Element data from apps and pages:
◆ ◆ ◆ ◆

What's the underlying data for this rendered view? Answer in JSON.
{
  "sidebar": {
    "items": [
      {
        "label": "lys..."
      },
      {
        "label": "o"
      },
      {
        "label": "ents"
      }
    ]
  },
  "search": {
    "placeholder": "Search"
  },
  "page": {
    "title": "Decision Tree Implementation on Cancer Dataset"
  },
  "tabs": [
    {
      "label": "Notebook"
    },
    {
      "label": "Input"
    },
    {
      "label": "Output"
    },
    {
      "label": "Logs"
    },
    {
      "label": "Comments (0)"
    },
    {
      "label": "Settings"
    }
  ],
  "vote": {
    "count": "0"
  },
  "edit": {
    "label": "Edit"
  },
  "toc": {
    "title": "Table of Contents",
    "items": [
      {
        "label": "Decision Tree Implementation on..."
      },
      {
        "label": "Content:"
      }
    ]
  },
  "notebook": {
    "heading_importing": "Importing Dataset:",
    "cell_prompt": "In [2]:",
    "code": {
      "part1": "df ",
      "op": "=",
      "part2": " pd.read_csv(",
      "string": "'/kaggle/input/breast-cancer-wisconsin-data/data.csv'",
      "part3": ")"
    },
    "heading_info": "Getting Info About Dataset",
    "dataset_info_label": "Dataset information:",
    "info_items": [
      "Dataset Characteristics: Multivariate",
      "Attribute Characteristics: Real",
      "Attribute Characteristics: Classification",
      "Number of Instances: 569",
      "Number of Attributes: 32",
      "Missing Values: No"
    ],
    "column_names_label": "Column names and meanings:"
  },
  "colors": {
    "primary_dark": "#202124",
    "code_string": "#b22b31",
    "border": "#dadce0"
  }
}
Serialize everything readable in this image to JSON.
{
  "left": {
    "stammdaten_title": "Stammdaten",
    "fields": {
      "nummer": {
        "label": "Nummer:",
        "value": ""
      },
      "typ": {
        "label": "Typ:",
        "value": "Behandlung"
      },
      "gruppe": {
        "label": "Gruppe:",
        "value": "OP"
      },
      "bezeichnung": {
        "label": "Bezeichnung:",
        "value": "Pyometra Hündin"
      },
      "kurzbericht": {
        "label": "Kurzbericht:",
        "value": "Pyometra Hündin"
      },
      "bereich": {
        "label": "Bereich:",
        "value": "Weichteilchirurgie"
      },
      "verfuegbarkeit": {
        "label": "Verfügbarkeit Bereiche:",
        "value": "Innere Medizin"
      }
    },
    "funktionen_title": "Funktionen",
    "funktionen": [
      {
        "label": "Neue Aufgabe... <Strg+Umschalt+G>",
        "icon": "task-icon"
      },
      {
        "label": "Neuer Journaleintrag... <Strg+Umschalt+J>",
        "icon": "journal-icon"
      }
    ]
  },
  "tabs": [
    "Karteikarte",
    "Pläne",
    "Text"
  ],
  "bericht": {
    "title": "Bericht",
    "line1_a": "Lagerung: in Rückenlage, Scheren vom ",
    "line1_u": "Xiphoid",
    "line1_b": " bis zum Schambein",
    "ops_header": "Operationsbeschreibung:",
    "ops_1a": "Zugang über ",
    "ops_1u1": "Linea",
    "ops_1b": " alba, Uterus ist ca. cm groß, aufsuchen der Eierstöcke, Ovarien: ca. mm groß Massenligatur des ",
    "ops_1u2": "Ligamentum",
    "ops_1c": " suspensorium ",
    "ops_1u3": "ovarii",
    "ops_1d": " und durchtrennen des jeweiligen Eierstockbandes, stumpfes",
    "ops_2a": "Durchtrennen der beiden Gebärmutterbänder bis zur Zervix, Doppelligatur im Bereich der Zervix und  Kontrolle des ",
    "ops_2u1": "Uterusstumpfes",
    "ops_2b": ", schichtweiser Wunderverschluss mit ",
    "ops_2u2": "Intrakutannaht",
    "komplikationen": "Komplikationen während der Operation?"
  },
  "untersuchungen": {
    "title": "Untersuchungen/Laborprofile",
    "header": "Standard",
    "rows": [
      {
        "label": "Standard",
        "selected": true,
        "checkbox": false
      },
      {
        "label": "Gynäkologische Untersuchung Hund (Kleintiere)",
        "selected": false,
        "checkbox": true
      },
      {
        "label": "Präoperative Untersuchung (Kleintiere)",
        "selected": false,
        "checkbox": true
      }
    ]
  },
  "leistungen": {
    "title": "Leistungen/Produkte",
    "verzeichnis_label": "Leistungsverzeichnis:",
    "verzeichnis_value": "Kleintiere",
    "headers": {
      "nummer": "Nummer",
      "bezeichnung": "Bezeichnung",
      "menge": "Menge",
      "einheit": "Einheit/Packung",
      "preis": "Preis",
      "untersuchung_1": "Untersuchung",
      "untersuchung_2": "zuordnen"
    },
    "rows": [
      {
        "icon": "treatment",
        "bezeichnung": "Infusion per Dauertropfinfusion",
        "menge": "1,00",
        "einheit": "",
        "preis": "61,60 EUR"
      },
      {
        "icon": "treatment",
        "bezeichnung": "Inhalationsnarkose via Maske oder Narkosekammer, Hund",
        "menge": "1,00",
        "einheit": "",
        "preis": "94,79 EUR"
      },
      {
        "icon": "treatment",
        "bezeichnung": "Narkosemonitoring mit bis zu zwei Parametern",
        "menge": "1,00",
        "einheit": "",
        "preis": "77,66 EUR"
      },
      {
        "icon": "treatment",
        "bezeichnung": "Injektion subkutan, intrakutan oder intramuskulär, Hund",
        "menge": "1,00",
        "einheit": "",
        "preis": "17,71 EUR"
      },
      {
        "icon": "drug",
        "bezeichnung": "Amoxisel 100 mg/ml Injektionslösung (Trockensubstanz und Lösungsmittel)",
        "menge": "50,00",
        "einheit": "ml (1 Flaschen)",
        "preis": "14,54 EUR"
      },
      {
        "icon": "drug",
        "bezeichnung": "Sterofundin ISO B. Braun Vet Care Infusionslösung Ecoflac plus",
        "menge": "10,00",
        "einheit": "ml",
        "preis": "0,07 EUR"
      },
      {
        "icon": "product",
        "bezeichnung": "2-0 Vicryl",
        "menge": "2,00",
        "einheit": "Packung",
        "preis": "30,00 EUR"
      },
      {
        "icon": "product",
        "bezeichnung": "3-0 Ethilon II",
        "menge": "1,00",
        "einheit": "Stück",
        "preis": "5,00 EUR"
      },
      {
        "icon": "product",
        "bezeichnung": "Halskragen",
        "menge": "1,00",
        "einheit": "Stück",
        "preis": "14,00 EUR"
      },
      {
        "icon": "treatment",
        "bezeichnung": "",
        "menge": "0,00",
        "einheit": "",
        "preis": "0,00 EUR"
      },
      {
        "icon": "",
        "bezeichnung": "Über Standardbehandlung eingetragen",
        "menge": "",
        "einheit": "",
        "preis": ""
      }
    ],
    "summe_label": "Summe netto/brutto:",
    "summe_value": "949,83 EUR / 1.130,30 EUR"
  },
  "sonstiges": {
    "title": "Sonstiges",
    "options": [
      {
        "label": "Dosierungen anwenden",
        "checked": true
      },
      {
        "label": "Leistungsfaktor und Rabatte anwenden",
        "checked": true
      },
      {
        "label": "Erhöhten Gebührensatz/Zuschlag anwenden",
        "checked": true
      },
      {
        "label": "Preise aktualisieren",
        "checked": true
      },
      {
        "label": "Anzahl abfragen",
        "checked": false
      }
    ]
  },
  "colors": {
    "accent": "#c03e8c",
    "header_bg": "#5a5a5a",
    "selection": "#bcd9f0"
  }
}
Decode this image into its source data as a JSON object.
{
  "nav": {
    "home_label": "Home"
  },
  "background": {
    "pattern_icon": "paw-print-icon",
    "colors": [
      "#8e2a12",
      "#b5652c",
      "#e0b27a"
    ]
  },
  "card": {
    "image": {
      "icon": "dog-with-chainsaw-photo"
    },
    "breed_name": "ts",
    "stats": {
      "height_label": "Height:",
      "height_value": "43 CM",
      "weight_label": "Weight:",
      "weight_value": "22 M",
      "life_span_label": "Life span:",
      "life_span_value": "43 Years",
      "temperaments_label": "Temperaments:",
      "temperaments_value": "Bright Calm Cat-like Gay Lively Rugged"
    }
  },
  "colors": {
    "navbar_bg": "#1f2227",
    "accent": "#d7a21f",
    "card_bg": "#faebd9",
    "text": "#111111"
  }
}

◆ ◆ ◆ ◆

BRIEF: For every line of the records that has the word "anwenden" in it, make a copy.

RESPONSE BELOW:
        "label": "Dosierungen anwenden",
        "label": "Leistungsfaktor und Rabatte anwenden",
        "label": "Erhöhten Gebührensatz/Zuschlag anwenden",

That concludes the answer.